══ Data to examine
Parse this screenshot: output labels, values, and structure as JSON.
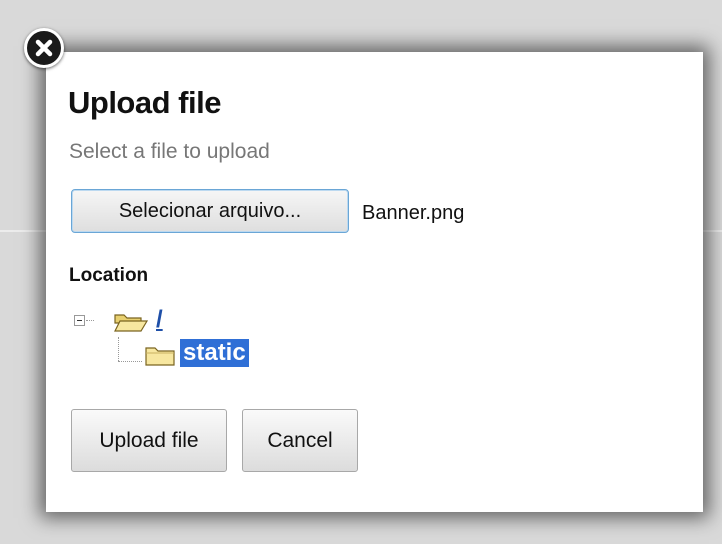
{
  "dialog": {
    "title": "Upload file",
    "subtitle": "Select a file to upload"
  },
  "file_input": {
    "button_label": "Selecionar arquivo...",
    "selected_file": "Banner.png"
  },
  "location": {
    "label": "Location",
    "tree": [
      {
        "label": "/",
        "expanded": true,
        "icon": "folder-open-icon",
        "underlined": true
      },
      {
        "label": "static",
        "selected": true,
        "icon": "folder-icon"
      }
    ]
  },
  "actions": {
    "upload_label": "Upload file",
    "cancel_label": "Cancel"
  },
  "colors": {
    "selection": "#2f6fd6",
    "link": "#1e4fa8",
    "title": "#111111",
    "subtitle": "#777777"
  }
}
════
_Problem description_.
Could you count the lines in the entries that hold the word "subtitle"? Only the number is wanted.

_Exercise solution_.
2